A strong cast fights a losing battle against subpar material in this ramshackle drama.
The JudgeDirector: David Dobkin
Cast: Robert Downey Jr., Robert Duvall, Vera Farmiga, Leighton Meester, Dax Shepard, Emma Tremblay, Billy Bob Thornton, Vincent D’Onofrio, Jeremy Strong, David Krumholtz
Studio: Warner Bros.
US date: 2014-10-10 (General release)
UK date: 2014-10-17 (General release)
The Judge offers little that feels like an original movie. It has actors and dialogue, conflict and locations, but it's so vaguely familiar at every turn that watching it is like trying to decipher a blurred Xerox copy.
Hank Palmer In another of the slightly snoozy roles Robert Downey Jr. has been taking since Tony Stark first blasted into the sky over Afghanistan (The Soloist, Due Date). A motor-mouthed Chicago defense attorney doing his best to forget the small Indiana town where he grew up and the family he left behind, he prefers to subvert justice and piss on the law, as all defense lawyers in these sorts of stories do (his first act in the film is literally to urinate on the opposing counsel). On cue, Hank gets a call from home: Mom’s dead. He returns for the funeral, reunites with his charmingly eccentric family, and learns about the values he's ignored for so long.
Only that’s not all. After spending a little awkward time with his brothers Glen (Vincent D’Onofrio) and Dale (Jeremy Strong), Hank is all ready to zip back home to water his highly symbolic hydrangeas, finish divorcing his wife, and figure out how to raise his button-nosed moppet of a daughter (Lauren Palmer). Just before he leaves, his father, Judge Palmer (Robert Duvall) is charged with murdering a local druggie. This sets up for a standard courtroom drama, along with a cross-generational conflict. Frankly, the sight of the hyper-verbal Downey squaring off against the grounded Duvall might even make you think that The Judge will supremely enjoyable nonsense.

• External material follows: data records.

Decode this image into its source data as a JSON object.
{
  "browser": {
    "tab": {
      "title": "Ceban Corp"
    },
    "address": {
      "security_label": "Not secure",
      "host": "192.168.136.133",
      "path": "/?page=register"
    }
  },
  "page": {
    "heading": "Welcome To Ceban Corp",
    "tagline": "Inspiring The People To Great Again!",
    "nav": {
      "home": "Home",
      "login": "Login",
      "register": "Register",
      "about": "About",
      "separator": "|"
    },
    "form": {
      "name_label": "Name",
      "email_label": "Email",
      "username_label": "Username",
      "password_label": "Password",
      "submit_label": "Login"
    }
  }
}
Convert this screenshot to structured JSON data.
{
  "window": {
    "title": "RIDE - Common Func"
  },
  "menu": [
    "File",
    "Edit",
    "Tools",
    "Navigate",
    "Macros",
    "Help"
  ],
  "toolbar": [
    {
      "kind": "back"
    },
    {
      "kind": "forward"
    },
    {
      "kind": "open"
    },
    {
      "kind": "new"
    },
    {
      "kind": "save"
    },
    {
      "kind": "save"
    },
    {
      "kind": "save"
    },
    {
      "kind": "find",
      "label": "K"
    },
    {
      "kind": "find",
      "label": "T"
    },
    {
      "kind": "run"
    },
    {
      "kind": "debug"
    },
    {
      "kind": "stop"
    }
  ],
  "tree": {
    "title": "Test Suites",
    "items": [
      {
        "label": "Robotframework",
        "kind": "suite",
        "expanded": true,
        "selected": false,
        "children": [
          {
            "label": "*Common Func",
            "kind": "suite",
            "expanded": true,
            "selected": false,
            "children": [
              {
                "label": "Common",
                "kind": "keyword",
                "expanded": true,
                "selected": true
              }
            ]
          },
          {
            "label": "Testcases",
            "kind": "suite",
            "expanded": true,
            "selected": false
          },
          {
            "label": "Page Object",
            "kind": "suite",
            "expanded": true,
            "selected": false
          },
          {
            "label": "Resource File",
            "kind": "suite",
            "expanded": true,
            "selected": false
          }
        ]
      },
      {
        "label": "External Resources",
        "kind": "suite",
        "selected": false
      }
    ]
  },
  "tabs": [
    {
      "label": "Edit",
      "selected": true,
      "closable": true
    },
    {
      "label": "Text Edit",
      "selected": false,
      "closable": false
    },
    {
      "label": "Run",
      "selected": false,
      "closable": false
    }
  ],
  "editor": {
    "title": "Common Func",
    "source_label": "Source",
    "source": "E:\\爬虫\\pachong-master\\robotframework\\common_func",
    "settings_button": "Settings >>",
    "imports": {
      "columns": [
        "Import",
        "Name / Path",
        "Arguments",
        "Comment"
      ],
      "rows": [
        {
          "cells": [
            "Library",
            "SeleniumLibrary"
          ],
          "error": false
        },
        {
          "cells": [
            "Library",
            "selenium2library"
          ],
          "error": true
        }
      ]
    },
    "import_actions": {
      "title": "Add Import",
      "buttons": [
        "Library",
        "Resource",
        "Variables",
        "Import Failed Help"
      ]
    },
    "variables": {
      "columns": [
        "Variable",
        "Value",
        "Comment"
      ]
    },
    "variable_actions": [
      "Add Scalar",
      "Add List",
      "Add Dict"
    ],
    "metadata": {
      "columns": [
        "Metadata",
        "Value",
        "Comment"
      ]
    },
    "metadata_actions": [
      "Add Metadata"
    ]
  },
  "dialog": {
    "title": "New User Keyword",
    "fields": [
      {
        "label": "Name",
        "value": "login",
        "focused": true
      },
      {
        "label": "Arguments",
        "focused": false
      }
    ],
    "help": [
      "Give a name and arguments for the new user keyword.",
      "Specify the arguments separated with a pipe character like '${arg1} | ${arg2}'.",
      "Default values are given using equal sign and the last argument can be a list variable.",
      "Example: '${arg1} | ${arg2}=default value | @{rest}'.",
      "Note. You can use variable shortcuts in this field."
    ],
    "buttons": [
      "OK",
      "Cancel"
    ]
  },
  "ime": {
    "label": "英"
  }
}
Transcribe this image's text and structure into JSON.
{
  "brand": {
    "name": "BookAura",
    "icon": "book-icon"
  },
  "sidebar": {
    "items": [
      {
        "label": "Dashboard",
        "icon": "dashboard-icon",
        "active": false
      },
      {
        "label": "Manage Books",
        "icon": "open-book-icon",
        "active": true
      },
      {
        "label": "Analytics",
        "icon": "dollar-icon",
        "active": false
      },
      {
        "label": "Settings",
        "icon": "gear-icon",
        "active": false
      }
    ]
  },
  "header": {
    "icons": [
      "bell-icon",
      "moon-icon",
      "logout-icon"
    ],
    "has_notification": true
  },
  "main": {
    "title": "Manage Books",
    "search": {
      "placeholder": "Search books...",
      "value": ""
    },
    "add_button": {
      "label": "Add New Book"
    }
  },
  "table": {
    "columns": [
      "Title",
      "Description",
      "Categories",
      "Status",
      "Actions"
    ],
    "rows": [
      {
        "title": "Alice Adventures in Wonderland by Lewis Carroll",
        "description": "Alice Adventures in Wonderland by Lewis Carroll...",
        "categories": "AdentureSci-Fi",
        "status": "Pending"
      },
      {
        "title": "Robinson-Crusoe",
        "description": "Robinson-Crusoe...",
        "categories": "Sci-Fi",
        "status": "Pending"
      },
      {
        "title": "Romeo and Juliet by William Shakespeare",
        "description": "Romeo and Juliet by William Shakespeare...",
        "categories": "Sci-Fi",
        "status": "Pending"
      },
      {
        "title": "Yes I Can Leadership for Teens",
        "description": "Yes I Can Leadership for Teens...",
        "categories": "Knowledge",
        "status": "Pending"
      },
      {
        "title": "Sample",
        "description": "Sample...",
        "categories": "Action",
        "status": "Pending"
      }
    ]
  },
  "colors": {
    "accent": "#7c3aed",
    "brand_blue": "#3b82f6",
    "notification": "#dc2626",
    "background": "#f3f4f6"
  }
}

But like an overanxious TV pitchman, Nick Schenk and Bill Dubuque’s screenplay can’t stop coming at you, shouting, "Wait, there’s more!" On top of this foundation, the piles on mysterious paternity, an unknown illness, a mentally challenged brother (that would be Dale, with his ever-present movie camera), and more backstory than your average miniseries. With all the secondary storylines and characters jostling for attention, director David Dobkin loses track of where the film might have started. Instead, it barrels towards thunderous legal and familial verdicts, lopped-off subplots and inconsistencies be damned.
Such disorder might have worked in the movie for which Dobkin is best known, Wedding Crashers, wherein he framed Vince Vaughn and Owen Wilson at the peak of their bro-comic powers. His approach in The Judge is similarly broad, overselling every joke and sentimentalizing everything else. The overstatement isn't helped by Janusz Kaminski’s cinematography, which lacquers every shot in a faux quality-film glow, forgetting that Indiana towns tend not to be surrounded by forested mountains.
It’s a shame, as most of the cast members put in great effort to elevate the dross they're handed. The expertly manic Downey looks annoyed as any old gunslinger might when forced to deploy his skills against the invariably dim-witted. You might call it showboating if he weren’t so superb at it. Vera Farmiga stretches out a depressingly rote and chauvinistic role, the sass-talking restaurateur and Hank's old girlfriend who just so happens to still be single and pining after him. Billy Bob Thornton goes quiet and mysterious to breathe life into his predictable prosecutor role. It appears that the makers knew when to stand back and give their remarkably A-list roster room to maneuver: if only that had been enough.